The stadium is also the home of one of Africa's most popular clubs, Hearts of Oak as well as Great Olympics, but Ghana's national team matches are sometimes played there.

During the 2000 African Cup of Nations in Ghana and Nigeria, the stadium hosted 9 matches,[7] and was also the venue of the 1978 final.

See also[edit]

Notes and references[edit]

  1. ^ "Ohene Djan Stadium will last "forever"- Micheletti". ghananewsagency.org. Retrieved 4 December 2013.
  2. ^ "Accra Sports Stadium – StadiumDB.com". stadiumdb.com.
  3. ^ "World Stadiums - Stadiums Ghana". www.worldstadiums.com.
  4. ^ "Conquerors blow Hurricanes away in Rugby Championship Final - X Live Africa". xliveafrica.com.
  5. ^ Ghanaian Chronicle (28 April 2005). "Ohene Djan Did Not Warrant Honour - Adjin Tettey". Sports news. Ghana Home Page. Retrieved 2007-04-06.
  6. ^ "Ohene Djan Stadium renamed Accra Sports Stadium". Ghana Home Page. 2011-06-17. Retrieved 2011-06-19.
  7. ^ "Accra National Stadium". Cup of Nations Venue Guide. BBC. Retrieved 2007-04-06.

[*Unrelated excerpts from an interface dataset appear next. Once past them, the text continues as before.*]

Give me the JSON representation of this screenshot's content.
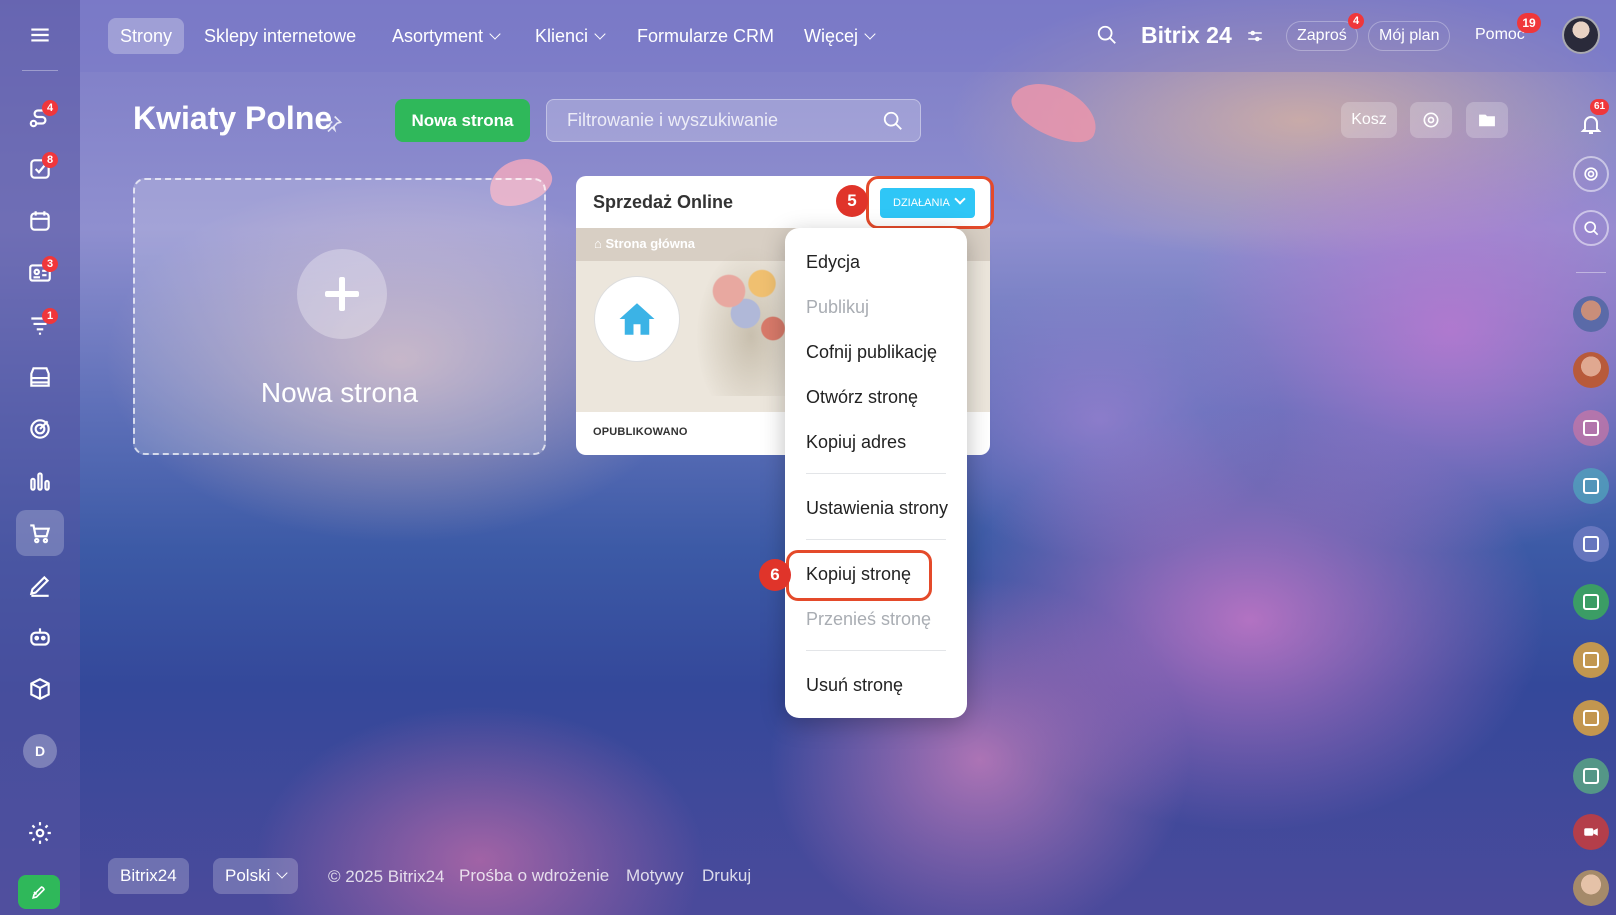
{
  "topbar": {
    "nav": [
      {
        "label": "Strony"
      },
      {
        "label": "Sklepy internetowe"
      },
      {
        "label": "Asortyment"
      },
      {
        "label": "Klienci"
      },
      {
        "label": "Formularze CRM"
      },
      {
        "label": "Więcej"
      }
    ],
    "logo": "Bitrix 24",
    "invite_label": "Zaproś",
    "invite_badge": "4",
    "plan_label": "Mój plan",
    "help_label": "Pomoc",
    "help_badge": "19"
  },
  "sidebar": {
    "badges": {
      "routes": "4",
      "tasks": "8",
      "crm": "3",
      "funnel": "1"
    },
    "user_initial": "D"
  },
  "page": {
    "title": "Kwiaty Polne",
    "new_button": "Nowa strona",
    "search_placeholder": "Filtrowanie i wyszukiwanie",
    "trash_label": "Kosz"
  },
  "new_card": {
    "label": "Nowa strona"
  },
  "site_card": {
    "title": "Sprzedaż Online",
    "actions_label": "DZIAŁANIA",
    "preview_tag": "Strona główna",
    "status": "OPUBLIKOWANO"
  },
  "menu": {
    "items": [
      {
        "label": "Edycja",
        "disabled": false
      },
      {
        "label": "Publikuj",
        "disabled": true
      },
      {
        "label": "Cofnij publikację",
        "disabled": false
      },
      {
        "label": "Otwórz stronę",
        "disabled": false
      },
      {
        "label": "Kopiuj adres",
        "disabled": false
      },
      {
        "label": "Ustawienia strony",
        "disabled": false
      },
      {
        "label": "Kopiuj stronę",
        "disabled": false
      },
      {
        "label": "Przenieś stronę",
        "disabled": true
      },
      {
        "label": "Usuń stronę",
        "disabled": false
      }
    ]
  },
  "markers": {
    "step5": "5",
    "step6": "6"
  },
  "right_sidebar": {
    "notifications_badge": "61"
  },
  "footer": {
    "brand": "Bitrix24",
    "language": "Polski",
    "copyright": "© 2025 Bitrix24",
    "links": [
      "Prośba o wdrożenie",
      "Motywy",
      "Drukuj"
    ]
  },
  "colors": {
    "accent_green": "#2fb85a",
    "actions_blue": "#2fc6f6",
    "marker_red": "#e0342a",
    "badge_red": "#f0373b"
  }
}
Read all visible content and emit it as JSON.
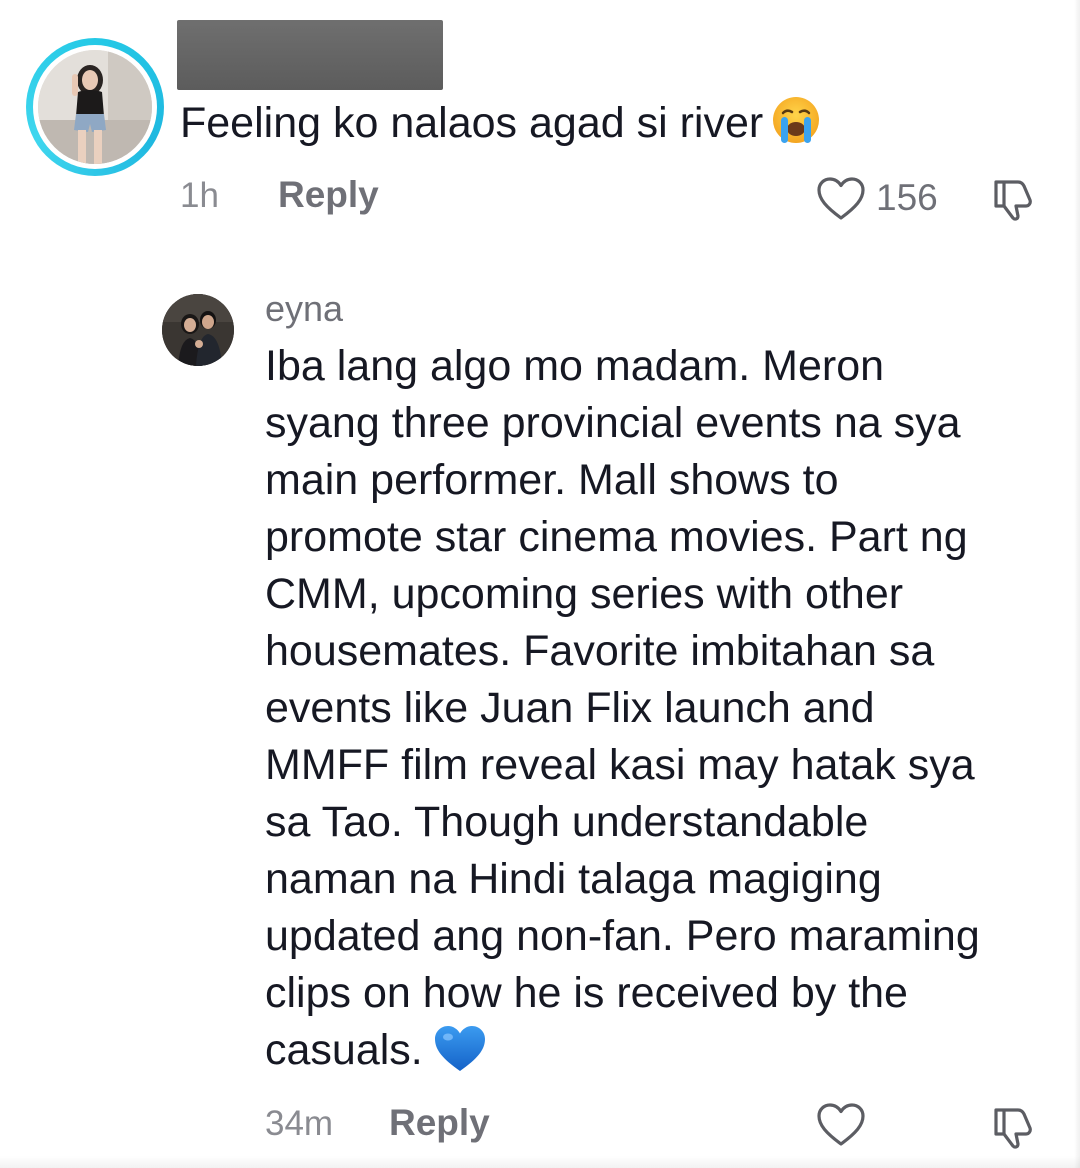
{
  "comment": {
    "username_redacted": true,
    "text": "Feeling ko nalaos agad si river",
    "emoji": "crying-face-emoji",
    "time": "1h",
    "reply_label": "Reply",
    "like_count": "156",
    "avatar_ring_color": "#25c9e6"
  },
  "reply": {
    "username": "eyna",
    "text_lines": [
      "Iba lang algo mo madam. Meron",
      "syang three provincial events na sya",
      "main performer. Mall shows to",
      "promote star cinema movies. Part ng",
      "CMM, upcoming series with other",
      "housemates. Favorite imbitahan sa",
      "events like Juan Flix launch and",
      "MMFF film reveal kasi may hatak sya",
      "sa Tao. Though understandable",
      "naman na Hindi talaga magiging",
      "updated ang non-fan. Pero maraming",
      "clips on how he is received by the",
      "casuals."
    ],
    "emoji": "blue-heart-emoji",
    "time": "34m",
    "reply_label": "Reply"
  },
  "colors": {
    "text_primary": "#161823",
    "text_secondary": "#6f7077",
    "text_muted": "#8a8b91",
    "icon_stroke": "#5c5d63",
    "heart_blue": "#1f7fe0"
  }
}
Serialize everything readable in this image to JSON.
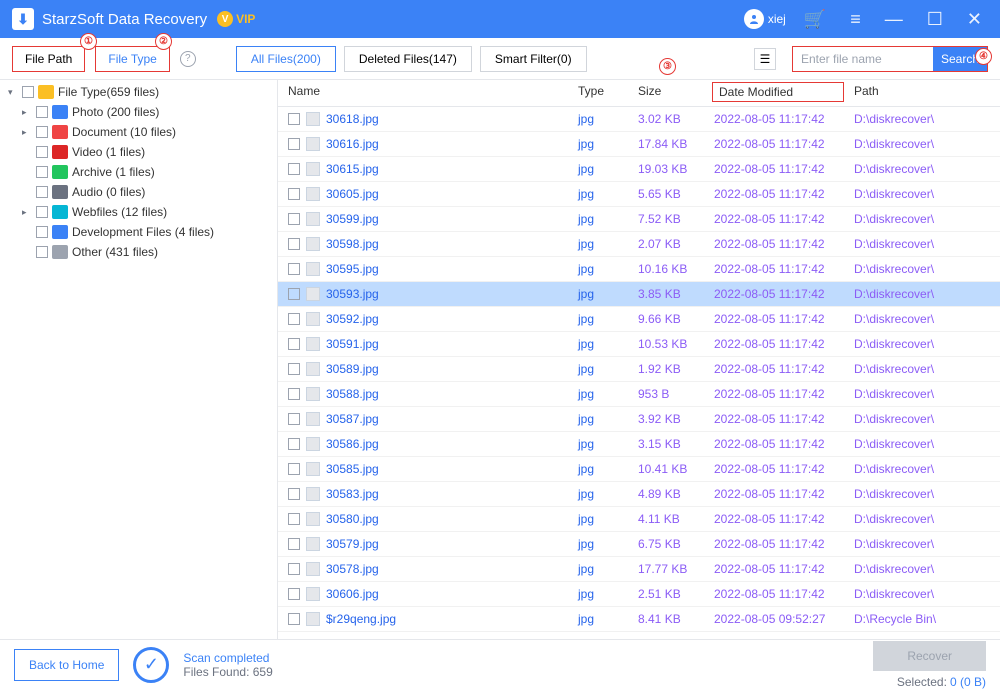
{
  "title": "StarzSoft Data Recovery",
  "vip": "VIP",
  "user": "xiej",
  "toolbar": {
    "file_path": "File Path",
    "file_type": "File Type",
    "all_files": "All Files(200)",
    "deleted_files": "Deleted Files(147)",
    "smart_filter": "Smart Filter(0)",
    "search_placeholder": "Enter file name",
    "search_btn": "Search"
  },
  "annot": {
    "a1": "①",
    "a2": "②",
    "a3": "③",
    "a4": "④"
  },
  "tree": {
    "root": "File Type(659 files)",
    "items": [
      {
        "label": "Photo  (200 files)",
        "color": "#3b82f6",
        "chev": true
      },
      {
        "label": "Document  (10 files)",
        "color": "#ef4444",
        "chev": true
      },
      {
        "label": "Video  (1 files)",
        "color": "#dc2626",
        "chev": false
      },
      {
        "label": "Archive  (1 files)",
        "color": "#22c55e",
        "chev": false
      },
      {
        "label": "Audio  (0 files)",
        "color": "#6b7280",
        "chev": false
      },
      {
        "label": "Webfiles  (12 files)",
        "color": "#06b6d4",
        "chev": true
      },
      {
        "label": "Development Files  (4 files)",
        "color": "#3b82f6",
        "chev": false
      },
      {
        "label": "Other  (431 files)",
        "color": "#9ca3af",
        "chev": false
      }
    ]
  },
  "columns": {
    "name": "Name",
    "type": "Type",
    "size": "Size",
    "date": "Date Modified",
    "path": "Path"
  },
  "rows": [
    {
      "n": "30618.jpg",
      "t": "jpg",
      "s": "3.02 KB",
      "d": "2022-08-05 11:17:42",
      "p": "D:\\diskrecover\\"
    },
    {
      "n": "30616.jpg",
      "t": "jpg",
      "s": "17.84 KB",
      "d": "2022-08-05 11:17:42",
      "p": "D:\\diskrecover\\"
    },
    {
      "n": "30615.jpg",
      "t": "jpg",
      "s": "19.03 KB",
      "d": "2022-08-05 11:17:42",
      "p": "D:\\diskrecover\\"
    },
    {
      "n": "30605.jpg",
      "t": "jpg",
      "s": "5.65 KB",
      "d": "2022-08-05 11:17:42",
      "p": "D:\\diskrecover\\"
    },
    {
      "n": "30599.jpg",
      "t": "jpg",
      "s": "7.52 KB",
      "d": "2022-08-05 11:17:42",
      "p": "D:\\diskrecover\\"
    },
    {
      "n": "30598.jpg",
      "t": "jpg",
      "s": "2.07 KB",
      "d": "2022-08-05 11:17:42",
      "p": "D:\\diskrecover\\"
    },
    {
      "n": "30595.jpg",
      "t": "jpg",
      "s": "10.16 KB",
      "d": "2022-08-05 11:17:42",
      "p": "D:\\diskrecover\\"
    },
    {
      "n": "30593.jpg",
      "t": "jpg",
      "s": "3.85 KB",
      "d": "2022-08-05 11:17:42",
      "p": "D:\\diskrecover\\",
      "sel": true
    },
    {
      "n": "30592.jpg",
      "t": "jpg",
      "s": "9.66 KB",
      "d": "2022-08-05 11:17:42",
      "p": "D:\\diskrecover\\"
    },
    {
      "n": "30591.jpg",
      "t": "jpg",
      "s": "10.53 KB",
      "d": "2022-08-05 11:17:42",
      "p": "D:\\diskrecover\\"
    },
    {
      "n": "30589.jpg",
      "t": "jpg",
      "s": "1.92 KB",
      "d": "2022-08-05 11:17:42",
      "p": "D:\\diskrecover\\"
    },
    {
      "n": "30588.jpg",
      "t": "jpg",
      "s": "953 B",
      "d": "2022-08-05 11:17:42",
      "p": "D:\\diskrecover\\"
    },
    {
      "n": "30587.jpg",
      "t": "jpg",
      "s": "3.92 KB",
      "d": "2022-08-05 11:17:42",
      "p": "D:\\diskrecover\\"
    },
    {
      "n": "30586.jpg",
      "t": "jpg",
      "s": "3.15 KB",
      "d": "2022-08-05 11:17:42",
      "p": "D:\\diskrecover\\"
    },
    {
      "n": "30585.jpg",
      "t": "jpg",
      "s": "10.41 KB",
      "d": "2022-08-05 11:17:42",
      "p": "D:\\diskrecover\\"
    },
    {
      "n": "30583.jpg",
      "t": "jpg",
      "s": "4.89 KB",
      "d": "2022-08-05 11:17:42",
      "p": "D:\\diskrecover\\"
    },
    {
      "n": "30580.jpg",
      "t": "jpg",
      "s": "4.11 KB",
      "d": "2022-08-05 11:17:42",
      "p": "D:\\diskrecover\\"
    },
    {
      "n": "30579.jpg",
      "t": "jpg",
      "s": "6.75 KB",
      "d": "2022-08-05 11:17:42",
      "p": "D:\\diskrecover\\"
    },
    {
      "n": "30578.jpg",
      "t": "jpg",
      "s": "17.77 KB",
      "d": "2022-08-05 11:17:42",
      "p": "D:\\diskrecover\\"
    },
    {
      "n": "30606.jpg",
      "t": "jpg",
      "s": "2.51 KB",
      "d": "2022-08-05 11:17:42",
      "p": "D:\\diskrecover\\"
    },
    {
      "n": "$r29qeng.jpg",
      "t": "jpg",
      "s": "8.41 KB",
      "d": "2022-08-05 09:52:27",
      "p": "D:\\Recycle Bin\\"
    }
  ],
  "footer": {
    "back": "Back to Home",
    "scan_status": "Scan completed",
    "files_found": "Files Found: 659",
    "recover": "Recover",
    "selected_label": "Selected:",
    "selected_value": "0 (0 B)"
  }
}
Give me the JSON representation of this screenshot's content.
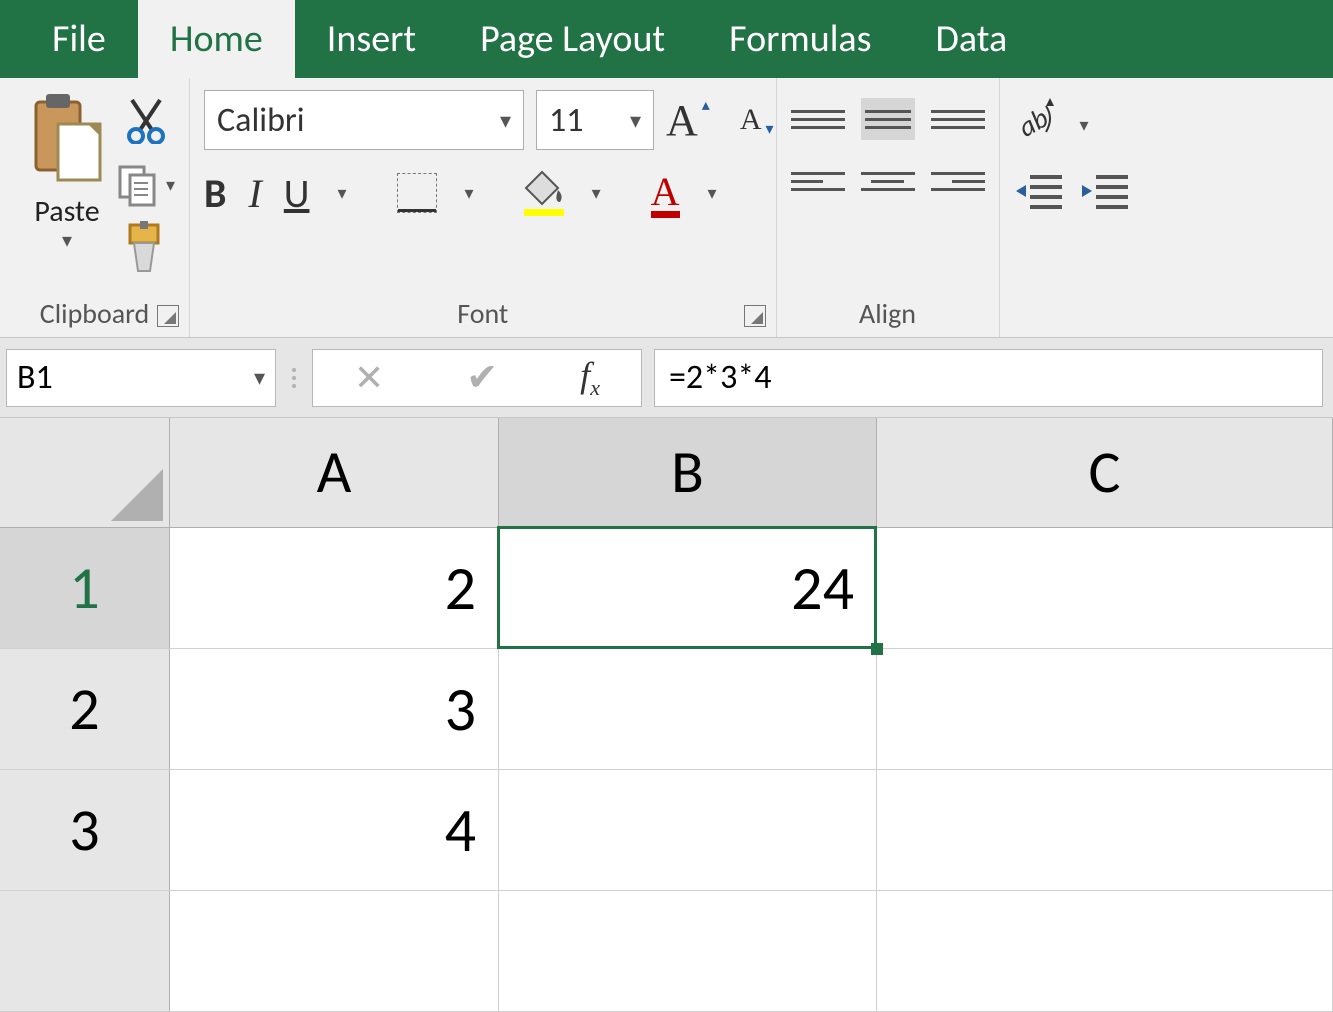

External links[edit]

Coordinates: 5°33′05.51″N 0°11′30.36″W / 5.5515306°N 0.1917667°W / 5.5515306; -0.1917667

Preceded by
Addis Ababa Stadium
Addis Ababa
African Cup of Nations
Final Venue

1978
Succeeded by
National Stadium
Lagos
Preceded by
Cairo International Stadium
Cairo
African Cup of Nations
Final Venue

2008
Succeeded by
Estádio Cidade Universitária
Luanda